Employers must also determine COBRA responsibilities annually on January 1st, by evaluating workforce size under COBRA law. Unfortunately, it is a different (yet similar) calculation than the ACA’s ALE count.

Employers that have employed at least 20 employees on 50% or more of the typical working days in 2019 are subject to federal COBRA law for all of 2020 if they sponsor a group health plan(s).

Employers domiciled in California, with California group health plan(s), that have employed fewer than 20 employees on 50% or more of the typical working days in 2019 are subject to Cal-COBRA law for all of 2020.

In Nevada, there is no state COBRA continuation; employers with fewer than 20 employees are not subject to COBRA law in Nevada. Federal COBRA law, however, applies in all states.

When making the COBRA determination, both full-time (FT) and part-time (PT) employees are counted. Each PT employee counts as a fraction of a FT employee. To calculate PTs as FTEs in COBRA, the employer should total all PT employees’ hours of service and divide it by whatever the organization considers to be full-time.

Different benefits and administrative billing charges/fees on premiums are associated with federal COBRA and Cal-COBRA, so it is very important for the employer to make the determination accurately at the beginning of the year. An employer must generally notify its carriers and applicable COBRA Third Party Administrators (TPAs) of any changes to COBRA status as soon as the determination has been made.

Just like the ACA calculation, the employer remains in its COBRA category for the entire calendar year – regardless of future fluctuations in workforce size.

IRS Controlled Groups

If an employer has ownership in multiple businesses, its employees can be combined for purposes of determining group size – even if the businesses have separate tax IDs and are otherwise not related.

It is critical for a tax professional to make this determination for employers in accordance with IRC Section 414, subparagraphs (b), (c), (m), and (o).

California’s New Individual Mandate

California is implementing a new health insurance individual mandate effective 1/1/2020. It requires all Californians to carry Minimum Essential Coverage (MEC) for the tax year, or be subject to a tax-penalty fine. Refer to our previous column for a deep dive into the new state mandate, to understand what it means for employers and their employees – California’s Individual Mandate 2020: What You Need to Know.

Booming Success in 2020 and Beyond

Word & Brown partners with you throughout the year to ensure your success. Stay tuned for more information on the ACA, IRS Reporting, COBRA, the California Individual Mandate, and more. For extra help with employer group size determinations, refer to the Word & Brown exclusive employee count reference.

 

 


More about the author:

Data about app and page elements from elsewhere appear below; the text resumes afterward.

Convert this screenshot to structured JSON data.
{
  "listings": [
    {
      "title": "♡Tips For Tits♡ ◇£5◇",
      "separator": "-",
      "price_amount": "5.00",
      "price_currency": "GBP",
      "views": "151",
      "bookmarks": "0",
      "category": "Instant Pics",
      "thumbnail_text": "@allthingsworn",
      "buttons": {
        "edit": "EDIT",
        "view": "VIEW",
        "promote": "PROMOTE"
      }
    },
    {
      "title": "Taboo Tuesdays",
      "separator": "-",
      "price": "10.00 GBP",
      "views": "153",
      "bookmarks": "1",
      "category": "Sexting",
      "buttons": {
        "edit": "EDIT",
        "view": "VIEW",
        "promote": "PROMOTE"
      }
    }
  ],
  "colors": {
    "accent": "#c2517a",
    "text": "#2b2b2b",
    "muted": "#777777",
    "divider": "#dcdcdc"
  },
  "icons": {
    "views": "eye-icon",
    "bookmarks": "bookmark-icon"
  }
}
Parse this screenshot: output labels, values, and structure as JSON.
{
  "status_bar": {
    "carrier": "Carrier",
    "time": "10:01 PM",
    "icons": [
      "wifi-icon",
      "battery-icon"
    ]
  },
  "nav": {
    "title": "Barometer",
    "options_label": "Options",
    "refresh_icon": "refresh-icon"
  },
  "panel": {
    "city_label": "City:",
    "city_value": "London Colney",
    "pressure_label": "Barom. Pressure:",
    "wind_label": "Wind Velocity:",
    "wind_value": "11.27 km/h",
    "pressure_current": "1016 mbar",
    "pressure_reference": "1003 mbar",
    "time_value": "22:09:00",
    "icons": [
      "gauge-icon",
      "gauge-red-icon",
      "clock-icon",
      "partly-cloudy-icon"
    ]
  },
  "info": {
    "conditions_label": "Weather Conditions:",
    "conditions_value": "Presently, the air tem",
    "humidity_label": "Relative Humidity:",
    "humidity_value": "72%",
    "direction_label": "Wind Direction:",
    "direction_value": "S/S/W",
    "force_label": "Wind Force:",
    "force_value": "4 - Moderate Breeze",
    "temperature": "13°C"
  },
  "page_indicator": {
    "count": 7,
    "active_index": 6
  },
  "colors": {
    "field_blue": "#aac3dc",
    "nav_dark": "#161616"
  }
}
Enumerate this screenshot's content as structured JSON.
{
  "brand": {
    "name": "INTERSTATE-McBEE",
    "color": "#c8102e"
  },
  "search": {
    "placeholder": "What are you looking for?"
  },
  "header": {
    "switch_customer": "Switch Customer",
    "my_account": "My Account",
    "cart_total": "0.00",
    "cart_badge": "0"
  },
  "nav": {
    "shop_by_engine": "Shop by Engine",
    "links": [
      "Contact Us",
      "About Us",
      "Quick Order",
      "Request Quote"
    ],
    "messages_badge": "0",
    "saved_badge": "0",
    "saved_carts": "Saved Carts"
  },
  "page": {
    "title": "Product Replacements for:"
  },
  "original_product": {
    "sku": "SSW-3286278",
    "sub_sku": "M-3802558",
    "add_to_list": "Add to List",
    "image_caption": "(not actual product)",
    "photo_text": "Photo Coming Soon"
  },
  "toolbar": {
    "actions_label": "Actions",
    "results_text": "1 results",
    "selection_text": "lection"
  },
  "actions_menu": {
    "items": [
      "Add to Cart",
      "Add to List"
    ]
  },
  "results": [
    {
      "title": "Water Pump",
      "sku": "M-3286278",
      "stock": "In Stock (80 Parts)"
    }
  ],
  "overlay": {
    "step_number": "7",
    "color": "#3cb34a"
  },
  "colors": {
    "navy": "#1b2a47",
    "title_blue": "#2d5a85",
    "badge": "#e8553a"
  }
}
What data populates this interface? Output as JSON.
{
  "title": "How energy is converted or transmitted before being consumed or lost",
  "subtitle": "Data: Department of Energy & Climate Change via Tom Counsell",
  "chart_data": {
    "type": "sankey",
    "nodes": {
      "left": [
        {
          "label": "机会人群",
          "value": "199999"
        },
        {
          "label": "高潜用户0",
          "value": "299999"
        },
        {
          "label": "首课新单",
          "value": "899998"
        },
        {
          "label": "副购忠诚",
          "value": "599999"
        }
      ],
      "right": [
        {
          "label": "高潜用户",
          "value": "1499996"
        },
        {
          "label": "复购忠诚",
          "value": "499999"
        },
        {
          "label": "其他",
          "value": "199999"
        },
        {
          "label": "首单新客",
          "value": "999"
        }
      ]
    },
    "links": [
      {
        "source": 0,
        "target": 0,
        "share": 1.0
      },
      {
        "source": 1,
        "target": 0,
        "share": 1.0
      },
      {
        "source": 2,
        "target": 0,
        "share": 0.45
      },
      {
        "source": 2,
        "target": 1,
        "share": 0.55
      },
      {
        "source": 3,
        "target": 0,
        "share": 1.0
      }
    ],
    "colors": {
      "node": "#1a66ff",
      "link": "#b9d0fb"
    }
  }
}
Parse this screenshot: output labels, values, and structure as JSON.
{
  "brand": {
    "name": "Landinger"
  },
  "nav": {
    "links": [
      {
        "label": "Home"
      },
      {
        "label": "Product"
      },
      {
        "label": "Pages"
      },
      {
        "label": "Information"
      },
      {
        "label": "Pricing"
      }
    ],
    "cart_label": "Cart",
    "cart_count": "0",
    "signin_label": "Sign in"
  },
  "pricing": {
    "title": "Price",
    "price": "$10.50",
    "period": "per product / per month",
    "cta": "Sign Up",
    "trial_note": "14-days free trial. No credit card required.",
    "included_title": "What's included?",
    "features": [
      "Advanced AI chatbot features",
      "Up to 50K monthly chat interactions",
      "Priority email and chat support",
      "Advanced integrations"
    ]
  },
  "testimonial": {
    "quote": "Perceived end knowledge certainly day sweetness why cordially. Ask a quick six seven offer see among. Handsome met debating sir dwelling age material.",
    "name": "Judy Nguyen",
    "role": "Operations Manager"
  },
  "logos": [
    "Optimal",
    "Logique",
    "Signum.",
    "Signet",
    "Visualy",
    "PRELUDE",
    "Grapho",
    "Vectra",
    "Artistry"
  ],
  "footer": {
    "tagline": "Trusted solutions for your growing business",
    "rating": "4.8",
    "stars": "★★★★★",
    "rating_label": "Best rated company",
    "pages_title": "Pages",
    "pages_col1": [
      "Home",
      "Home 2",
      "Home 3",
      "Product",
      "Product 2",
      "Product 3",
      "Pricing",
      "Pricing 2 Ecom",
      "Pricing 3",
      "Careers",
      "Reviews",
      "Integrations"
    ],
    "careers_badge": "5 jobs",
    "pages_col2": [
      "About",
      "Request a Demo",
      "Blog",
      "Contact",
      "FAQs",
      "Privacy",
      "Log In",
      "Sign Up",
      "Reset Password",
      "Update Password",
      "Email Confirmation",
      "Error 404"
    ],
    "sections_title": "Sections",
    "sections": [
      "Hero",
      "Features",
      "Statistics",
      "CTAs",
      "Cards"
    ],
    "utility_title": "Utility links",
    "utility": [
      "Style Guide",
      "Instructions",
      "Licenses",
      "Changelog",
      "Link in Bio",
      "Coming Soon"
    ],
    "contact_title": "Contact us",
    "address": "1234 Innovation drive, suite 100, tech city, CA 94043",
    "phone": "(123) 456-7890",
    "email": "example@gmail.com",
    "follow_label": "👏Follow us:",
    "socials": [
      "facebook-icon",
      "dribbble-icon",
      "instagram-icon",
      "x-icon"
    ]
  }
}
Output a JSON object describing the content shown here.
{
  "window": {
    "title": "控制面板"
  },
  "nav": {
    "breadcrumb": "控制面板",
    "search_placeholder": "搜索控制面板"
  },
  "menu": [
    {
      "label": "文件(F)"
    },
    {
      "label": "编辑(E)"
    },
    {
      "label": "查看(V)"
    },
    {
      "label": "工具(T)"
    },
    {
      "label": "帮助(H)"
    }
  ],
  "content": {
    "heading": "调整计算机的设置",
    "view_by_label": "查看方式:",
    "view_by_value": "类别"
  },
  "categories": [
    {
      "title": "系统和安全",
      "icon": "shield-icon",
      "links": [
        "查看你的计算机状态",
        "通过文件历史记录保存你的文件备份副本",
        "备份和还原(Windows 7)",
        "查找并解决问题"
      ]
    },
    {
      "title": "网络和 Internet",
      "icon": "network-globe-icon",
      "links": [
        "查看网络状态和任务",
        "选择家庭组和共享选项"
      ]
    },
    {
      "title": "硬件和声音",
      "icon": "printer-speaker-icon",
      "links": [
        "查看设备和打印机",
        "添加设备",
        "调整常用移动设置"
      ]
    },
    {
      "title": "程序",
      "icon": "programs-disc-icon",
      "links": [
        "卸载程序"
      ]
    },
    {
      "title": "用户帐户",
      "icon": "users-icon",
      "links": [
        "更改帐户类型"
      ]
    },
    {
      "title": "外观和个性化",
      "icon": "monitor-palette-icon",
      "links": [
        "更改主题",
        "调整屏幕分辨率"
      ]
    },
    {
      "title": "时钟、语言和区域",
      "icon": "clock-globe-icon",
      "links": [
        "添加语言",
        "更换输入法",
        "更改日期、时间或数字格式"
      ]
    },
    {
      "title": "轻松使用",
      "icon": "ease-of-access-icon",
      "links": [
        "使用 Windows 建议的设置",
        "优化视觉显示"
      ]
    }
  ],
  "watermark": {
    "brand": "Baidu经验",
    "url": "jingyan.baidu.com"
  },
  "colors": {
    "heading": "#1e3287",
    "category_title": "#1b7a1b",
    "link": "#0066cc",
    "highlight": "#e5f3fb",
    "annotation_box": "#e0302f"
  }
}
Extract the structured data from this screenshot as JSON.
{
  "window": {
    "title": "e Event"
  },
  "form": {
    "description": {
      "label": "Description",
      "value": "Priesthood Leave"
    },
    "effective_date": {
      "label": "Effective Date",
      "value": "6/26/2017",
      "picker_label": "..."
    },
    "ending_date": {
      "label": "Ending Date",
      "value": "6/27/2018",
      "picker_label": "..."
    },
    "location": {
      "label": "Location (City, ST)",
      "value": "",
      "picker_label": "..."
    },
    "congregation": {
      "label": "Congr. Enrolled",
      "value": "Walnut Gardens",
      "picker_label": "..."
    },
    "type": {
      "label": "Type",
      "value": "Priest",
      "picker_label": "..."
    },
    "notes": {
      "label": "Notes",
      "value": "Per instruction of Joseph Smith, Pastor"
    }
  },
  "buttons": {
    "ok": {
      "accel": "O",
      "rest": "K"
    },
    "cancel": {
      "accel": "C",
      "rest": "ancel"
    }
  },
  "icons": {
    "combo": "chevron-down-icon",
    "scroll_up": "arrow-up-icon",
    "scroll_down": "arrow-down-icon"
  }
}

Paul Roberts is our Compliance Manager, leading the General Agency’s educational initiatives and providing support for the compliance team in California and Nevada. Paul is a tenured veteran in the health insurance industry, carrying a long history of health insurance experience and an education in business management. He has performed nearly every operational role at Word & Brown General Agency, and has a fervor for education and keeping health insurance brokers and employers in-line with compliance. Paul can be found at many industry events across the nation delivering CE, HRCI & SHRM courses, educating himself, advocating for the role of the agent, and working directly with brokers and employers. This gives Paul the best ability to innovate and improve compliance resources & education curriculums to support the businesses and abilities of brokers. Paul is passionate about education, diversity and helping others. He is grateful for his opportunity to support both brokers and employers and is committed to your success.

Recent Articles